“Thanks so much Karen, I’m really excited about it. I’m in Seattle right now. My father passed away unexpectedly but I got here before he died.”
I checked to make sure the ring was safe. It would surely mean even more now. I tried to think of a piece of jewelry that meant so much to me. While I was married maybe my wedding ring. Now I’m not even exactly sure where it is.
As I returned home to Northern California, Linda was back to her on-it mode of communication. “What day will you get it in the mail? I’ll get you a mailing label so you don’t have to do anything, I just need to know what day you’ll put it in the mail.”
“Monday?” My feet were barely on the ground. There’s always so much to do when I get home. “Monday. I’ll do it Monday.”
I printed out the label and slipped the ring into a manila envelope, relieved to have it out of my hands.
Six days later Linda texted me. “Still haven’t received ring. Can you let me know what kind of packaging you used and if you used the USPS shipping label I sent?” She was out of town, for yet another funeral.
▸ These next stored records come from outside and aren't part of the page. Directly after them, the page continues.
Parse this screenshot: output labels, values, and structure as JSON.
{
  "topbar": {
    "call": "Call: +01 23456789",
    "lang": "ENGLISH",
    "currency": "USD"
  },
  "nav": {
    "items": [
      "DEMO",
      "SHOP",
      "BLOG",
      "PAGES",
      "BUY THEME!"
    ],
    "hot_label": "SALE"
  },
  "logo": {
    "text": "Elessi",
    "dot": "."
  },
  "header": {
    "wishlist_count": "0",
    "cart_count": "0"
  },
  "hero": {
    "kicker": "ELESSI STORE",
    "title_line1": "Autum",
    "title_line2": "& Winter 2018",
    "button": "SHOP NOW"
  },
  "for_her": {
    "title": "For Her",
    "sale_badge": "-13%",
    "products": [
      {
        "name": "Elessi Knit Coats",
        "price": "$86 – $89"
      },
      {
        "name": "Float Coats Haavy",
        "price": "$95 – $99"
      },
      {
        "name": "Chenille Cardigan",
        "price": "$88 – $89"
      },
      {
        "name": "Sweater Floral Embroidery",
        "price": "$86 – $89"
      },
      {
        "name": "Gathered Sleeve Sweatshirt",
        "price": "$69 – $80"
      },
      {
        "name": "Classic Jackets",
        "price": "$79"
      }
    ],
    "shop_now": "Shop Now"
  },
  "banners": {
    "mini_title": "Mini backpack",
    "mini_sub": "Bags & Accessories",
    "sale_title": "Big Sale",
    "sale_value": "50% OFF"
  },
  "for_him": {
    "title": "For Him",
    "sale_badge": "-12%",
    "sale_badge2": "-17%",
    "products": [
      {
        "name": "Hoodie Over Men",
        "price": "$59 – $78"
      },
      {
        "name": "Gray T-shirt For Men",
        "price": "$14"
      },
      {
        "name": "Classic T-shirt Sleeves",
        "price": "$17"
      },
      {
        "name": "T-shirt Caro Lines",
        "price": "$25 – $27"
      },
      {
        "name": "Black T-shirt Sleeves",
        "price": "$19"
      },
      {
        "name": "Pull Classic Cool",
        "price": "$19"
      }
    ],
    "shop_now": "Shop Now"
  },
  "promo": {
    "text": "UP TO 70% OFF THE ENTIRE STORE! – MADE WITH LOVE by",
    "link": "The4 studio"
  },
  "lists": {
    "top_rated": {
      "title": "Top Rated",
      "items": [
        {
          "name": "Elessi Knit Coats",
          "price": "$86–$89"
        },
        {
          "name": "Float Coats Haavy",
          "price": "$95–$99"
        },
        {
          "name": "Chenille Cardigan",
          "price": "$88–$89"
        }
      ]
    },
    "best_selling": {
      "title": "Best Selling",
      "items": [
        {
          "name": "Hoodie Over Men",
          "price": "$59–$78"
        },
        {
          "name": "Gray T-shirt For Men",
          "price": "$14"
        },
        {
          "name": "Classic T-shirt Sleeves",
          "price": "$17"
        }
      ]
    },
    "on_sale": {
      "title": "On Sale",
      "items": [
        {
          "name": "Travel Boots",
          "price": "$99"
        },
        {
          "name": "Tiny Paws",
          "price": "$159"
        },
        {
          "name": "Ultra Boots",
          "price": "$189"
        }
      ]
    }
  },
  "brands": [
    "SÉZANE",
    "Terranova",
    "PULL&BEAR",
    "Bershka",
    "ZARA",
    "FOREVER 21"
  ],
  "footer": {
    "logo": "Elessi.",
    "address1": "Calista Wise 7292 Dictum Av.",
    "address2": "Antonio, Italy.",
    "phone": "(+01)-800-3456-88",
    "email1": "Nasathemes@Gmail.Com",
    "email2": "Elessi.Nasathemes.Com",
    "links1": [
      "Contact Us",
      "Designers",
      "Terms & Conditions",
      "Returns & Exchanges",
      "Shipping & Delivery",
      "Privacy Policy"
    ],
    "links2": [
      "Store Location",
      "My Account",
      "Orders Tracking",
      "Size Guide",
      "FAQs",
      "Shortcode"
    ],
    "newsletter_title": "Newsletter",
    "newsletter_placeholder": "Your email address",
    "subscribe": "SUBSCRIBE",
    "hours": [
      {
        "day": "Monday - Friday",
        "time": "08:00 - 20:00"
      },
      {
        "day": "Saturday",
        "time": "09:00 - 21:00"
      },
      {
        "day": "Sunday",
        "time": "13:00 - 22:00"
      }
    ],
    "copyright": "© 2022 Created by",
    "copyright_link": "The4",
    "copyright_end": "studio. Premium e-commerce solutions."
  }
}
She’d gotten dreaded phone calls on two consecutive Sundays at 5:30 a.m. First her father, then her husband’s best friend. “Maybe the ring already came,” she wrote, “I was looking for USPS priority mail envelope. I left at 4:30 a.m. and there was a yellow envelope outside my door and I just put it inside in the rush to get to my Uber.” Another couple of days and she questioned me again about the dimensions of the envelope. “Yes, 9×12 envelope.”
“It was delivered LAST TUESDAY,” she wrote, having checked tracking information. “I think the housekeeper threw it away, thinking the envelope was empty. Trash is emptied every day at our units. I’m just heartsick. At least I have the pictures you sent. I suppose this is a lesson in detachment…..”
Linda was sobbing when I called. “It’s just so hard with all of these deaths stacking up. And there’s almost nothing of my mother’s that I have!”
“There was something weird about the mailing label,” I said. “I was exhausted when I printed it, but I noticed your old street was the return address. I thought you’d gotten some sort of mail delivery service. Let me dig through emails and see if I can find if I can find the label.”
“You think there’s a chance? I can go to the old house and have a look.”
“Let me find the mailing label.”
Good thing I never empty my email.
Linda’s ring was sent to:
PO Box 230
Schererville, IN 46375-0230
Truly. Her mother’s ring had gone to Indiana. Loopy is a small company that makes iPhone cases with little loops on the back. I found the phone number for her to call. The mailing label must have been in a queue from a previous transaction.
Three days later Linda had her ring.
Tried to think of where the lesson is here. Don’t take jewelry to India for repair? Don’t print out labels while jet lagged? Grief impairs judgement? We know that.
I think it’s more that sometimes things really do work out when friends help each other. I’m less interested now in casual let’s-do-lunch friendships, and more interested in the I’ll-sit-with-you- no-matter-what friendships. It could be a relationship crisis. Or it could be a lost ring. Or it could be just a bad day. Whatever it is, I’m happy to have friends I can can call.
And they’ve got my number too.